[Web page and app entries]
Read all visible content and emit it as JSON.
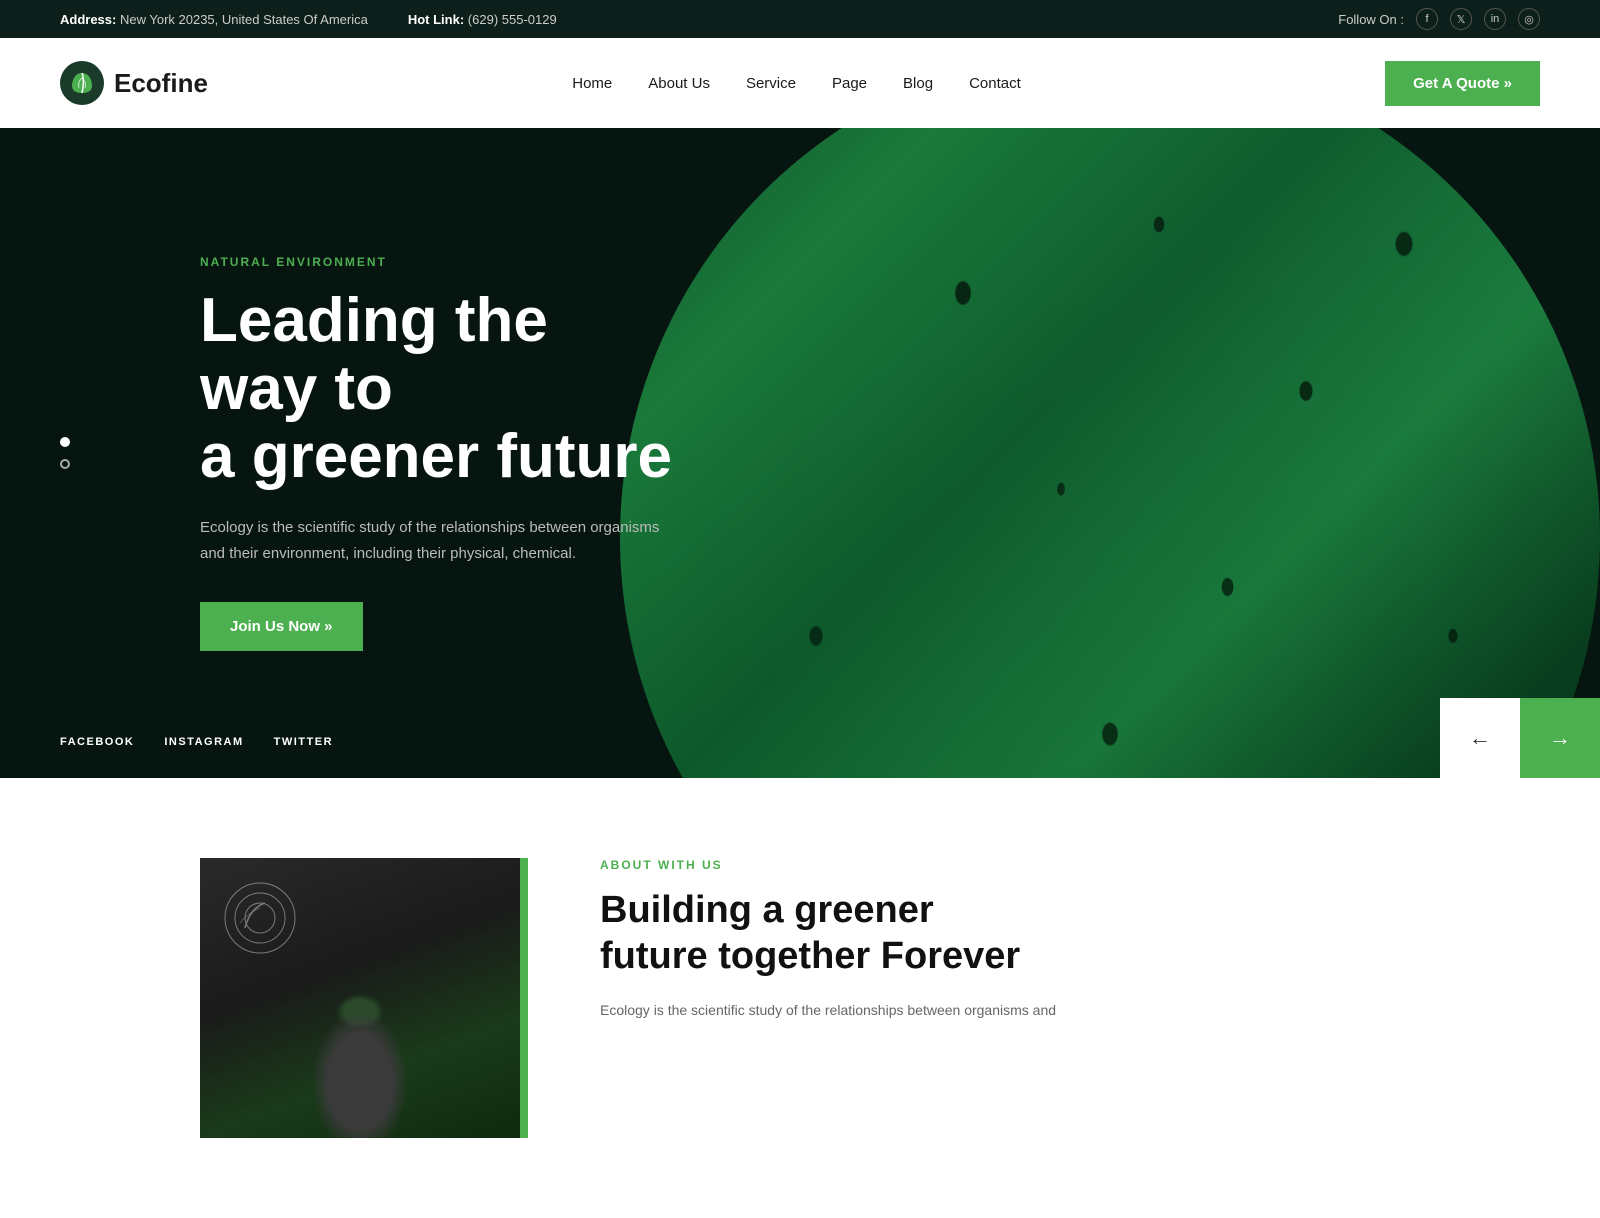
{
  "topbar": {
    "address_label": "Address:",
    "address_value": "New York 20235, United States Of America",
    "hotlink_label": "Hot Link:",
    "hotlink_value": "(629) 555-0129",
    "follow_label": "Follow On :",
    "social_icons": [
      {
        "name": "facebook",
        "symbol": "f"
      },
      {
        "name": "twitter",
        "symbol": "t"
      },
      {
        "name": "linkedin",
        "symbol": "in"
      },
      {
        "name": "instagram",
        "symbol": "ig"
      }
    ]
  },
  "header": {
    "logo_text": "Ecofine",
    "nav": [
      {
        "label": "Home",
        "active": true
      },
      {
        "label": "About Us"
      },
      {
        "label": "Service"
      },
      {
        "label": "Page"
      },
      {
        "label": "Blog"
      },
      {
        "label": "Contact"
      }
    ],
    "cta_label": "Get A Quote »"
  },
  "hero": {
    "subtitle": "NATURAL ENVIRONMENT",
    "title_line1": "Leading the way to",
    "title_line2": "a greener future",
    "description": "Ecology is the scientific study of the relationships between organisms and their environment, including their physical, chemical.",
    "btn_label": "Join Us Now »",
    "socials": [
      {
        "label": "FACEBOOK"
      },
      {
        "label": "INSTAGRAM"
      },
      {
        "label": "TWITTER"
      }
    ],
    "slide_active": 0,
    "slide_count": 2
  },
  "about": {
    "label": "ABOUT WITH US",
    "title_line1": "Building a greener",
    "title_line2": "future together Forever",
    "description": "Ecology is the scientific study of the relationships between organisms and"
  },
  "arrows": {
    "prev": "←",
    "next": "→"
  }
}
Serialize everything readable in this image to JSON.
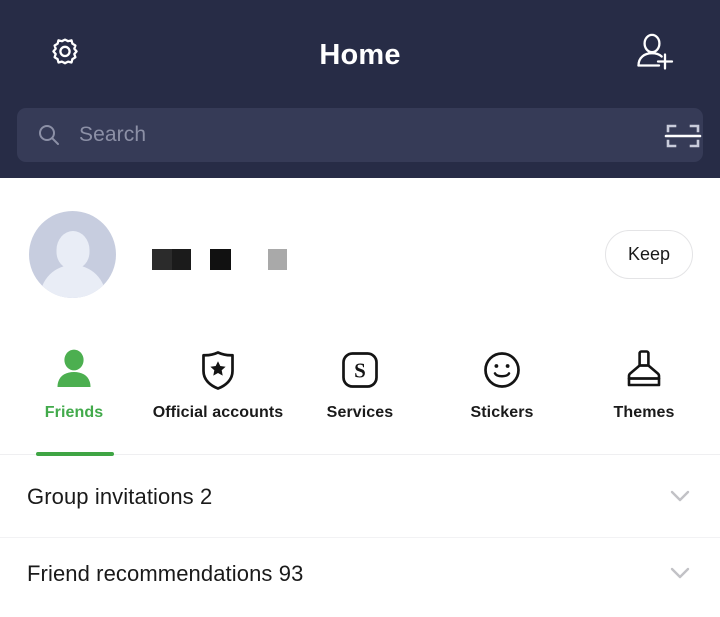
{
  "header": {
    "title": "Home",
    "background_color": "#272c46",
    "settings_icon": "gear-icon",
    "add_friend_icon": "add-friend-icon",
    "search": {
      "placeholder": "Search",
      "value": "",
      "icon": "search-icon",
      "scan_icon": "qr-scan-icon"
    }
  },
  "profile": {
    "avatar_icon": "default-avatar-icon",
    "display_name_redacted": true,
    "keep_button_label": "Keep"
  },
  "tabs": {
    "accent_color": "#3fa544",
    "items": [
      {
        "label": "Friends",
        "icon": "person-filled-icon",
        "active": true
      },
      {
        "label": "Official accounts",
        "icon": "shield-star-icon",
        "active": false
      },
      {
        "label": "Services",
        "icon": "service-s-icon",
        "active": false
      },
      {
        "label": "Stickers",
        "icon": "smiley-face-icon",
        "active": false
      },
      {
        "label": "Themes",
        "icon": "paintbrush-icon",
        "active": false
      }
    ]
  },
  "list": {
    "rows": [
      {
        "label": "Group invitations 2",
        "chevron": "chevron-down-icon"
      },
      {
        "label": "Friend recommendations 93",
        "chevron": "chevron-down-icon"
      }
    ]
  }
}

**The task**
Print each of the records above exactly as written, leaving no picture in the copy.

**Response**
Read all visible content and emit it as JSON.
{
  "topbar": {
    "address_label": "Address:",
    "address_value": "New York 20235, United States Of America",
    "hotlink_label": "Hot Link:",
    "hotlink_value": "(629) 555-0129",
    "follow_label": "Follow On :",
    "social_icons": [
      {
        "name": "facebook",
        "symbol": "f"
      },
      {
        "name": "twitter",
        "symbol": "t"
      },
      {
        "name": "linkedin",
        "symbol": "in"
      },
      {
        "name": "instagram",
        "symbol": "ig"
      }
    ]
  },
  "header": {
    "logo_text": "Ecofine",
    "nav": [
      {
        "label": "Home",
        "active": true
      },
      {
        "label": "About Us"
      },
      {
        "label": "Service"
      },
      {
        "label": "Page"
      },
      {
        "label": "Blog"
      },
      {
        "label": "Contact"
      }
    ],
    "cta_label": "Get A Quote »"
  },
  "hero": {
    "subtitle": "NATURAL ENVIRONMENT",
    "title_line1": "Leading the way to",
    "title_line2": "a greener future",
    "description": "Ecology is the scientific study of the relationships between organisms and their environment, including their physical, chemical.",
    "btn_label": "Join Us Now »",
    "socials": [
      {
        "label": "FACEBOOK"
      },
      {
        "label": "INSTAGRAM"
      },
      {
        "label": "TWITTER"
      }
    ],
    "slide_active": 0,
    "slide_count": 2
  },
  "about": {
    "label": "ABOUT WITH US",
    "title_line1": "Building a greener",
    "title_line2": "future together Forever",
    "description": "Ecology is the scientific study of the relationships between organisms and"
  },
  "arrows": {
    "prev": "←",
    "next": "→"
  }
}
Serialize everything readable in this image to JSON.
{
  "header": {
    "title": "Home",
    "background_color": "#272c46",
    "settings_icon": "gear-icon",
    "add_friend_icon": "add-friend-icon",
    "search": {
      "placeholder": "Search",
      "value": "",
      "icon": "search-icon",
      "scan_icon": "qr-scan-icon"
    }
  },
  "profile": {
    "avatar_icon": "default-avatar-icon",
    "display_name_redacted": true,
    "keep_button_label": "Keep"
  },
  "tabs": {
    "accent_color": "#3fa544",
    "items": [
      {
        "label": "Friends",
        "icon": "person-filled-icon",
        "active": true
      },
      {
        "label": "Official accounts",
        "icon": "shield-star-icon",
        "active": false
      },
      {
        "label": "Services",
        "icon": "service-s-icon",
        "active": false
      },
      {
        "label": "Stickers",
        "icon": "smiley-face-icon",
        "active": false
      },
      {
        "label": "Themes",
        "icon": "paintbrush-icon",
        "active": false
      }
    ]
  },
  "list": {
    "rows": [
      {
        "label": "Group invitations 2",
        "chevron": "chevron-down-icon"
      },
      {
        "label": "Friend recommendations 93",
        "chevron": "chevron-down-icon"
      }
    ]
  }
}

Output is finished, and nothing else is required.